START TASK DATA

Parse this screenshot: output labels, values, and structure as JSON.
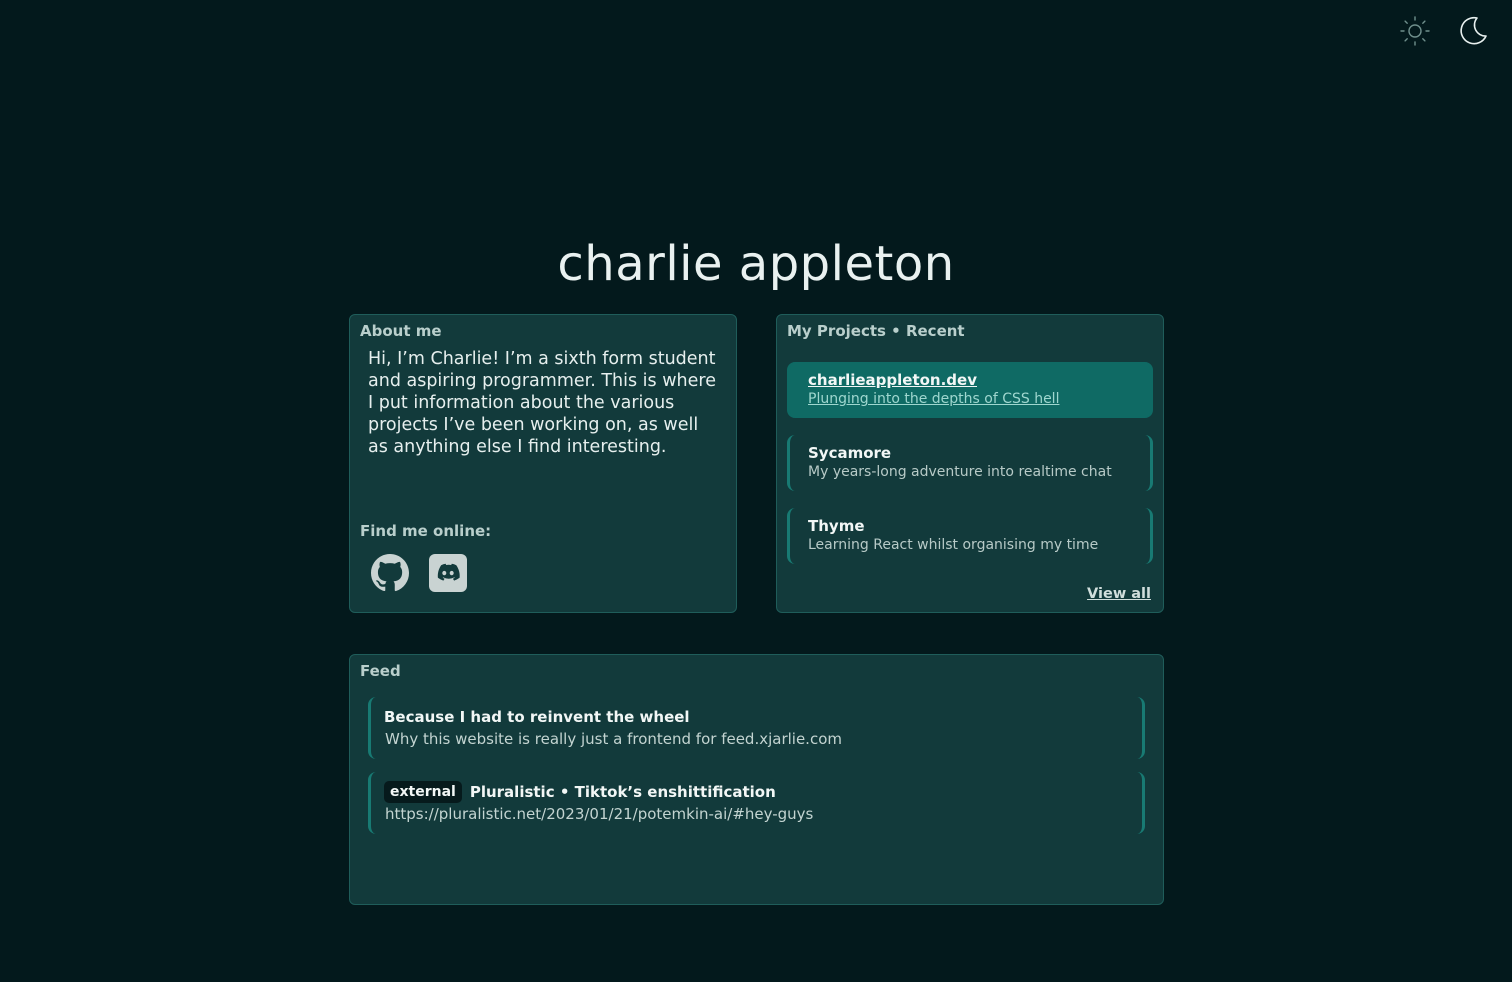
{
  "site": {
    "title": "charlie appleton"
  },
  "theme": {
    "light_icon": "sun-icon",
    "dark_icon": "moon-icon"
  },
  "about": {
    "heading": "About me",
    "text": "Hi, I’m Charlie! I’m a sixth form student and aspiring programmer.  This is where I put information about the various projects I’ve been working on, as well as anything else I find interesting.",
    "find_label": "Find me online:",
    "socials": [
      {
        "name": "github",
        "icon": "github-icon"
      },
      {
        "name": "discord",
        "icon": "discord-icon"
      }
    ]
  },
  "projects": {
    "heading": "My Projects • Recent",
    "items": [
      {
        "name": "charlieappleton.dev",
        "desc": "Plunging into the depths of CSS hell",
        "active": true
      },
      {
        "name": "Sycamore",
        "desc": "My years-long adventure into realtime chat",
        "active": false
      },
      {
        "name": "Thyme",
        "desc": "Learning React whilst organising my time",
        "active": false
      }
    ],
    "view_all": "View all"
  },
  "feed": {
    "heading": "Feed",
    "items": [
      {
        "badge": "",
        "title": "Because I had to reinvent the wheel",
        "sub": "Why this website is really just a frontend for feed.xjarlie.com"
      },
      {
        "badge": "external",
        "title": "Pluralistic • Tiktok’s enshittification",
        "sub": "https://pluralistic.net/2023/01/21/potemkin-ai/#hey-guys"
      }
    ]
  },
  "colors": {
    "background": "#03191c",
    "card": "#123a3b",
    "accent": "#187a73",
    "active": "#0f6a64"
  }
}
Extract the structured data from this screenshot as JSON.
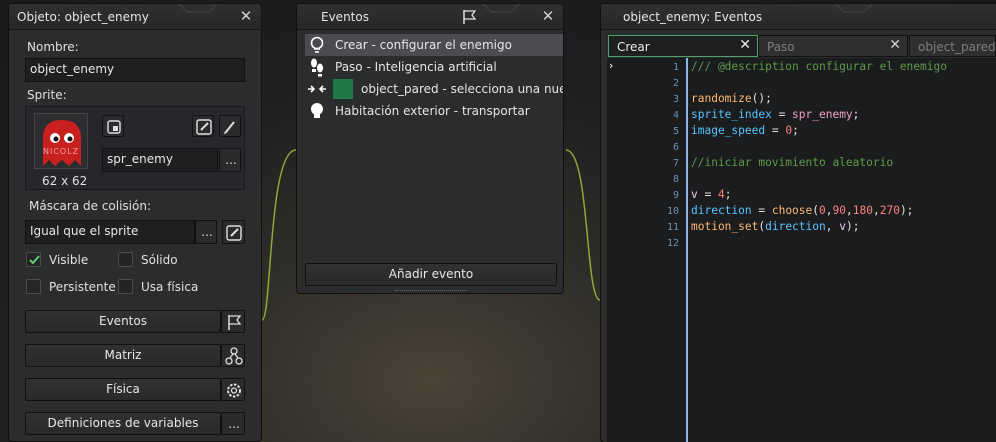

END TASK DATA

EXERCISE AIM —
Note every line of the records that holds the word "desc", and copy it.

REPLY TO THE EXERCISE —
        "desc": "Plunging into the depths of CSS hell",
        "desc": "My years-long adventure into realtime chat",
        "desc": "Learning React whilst organising my time",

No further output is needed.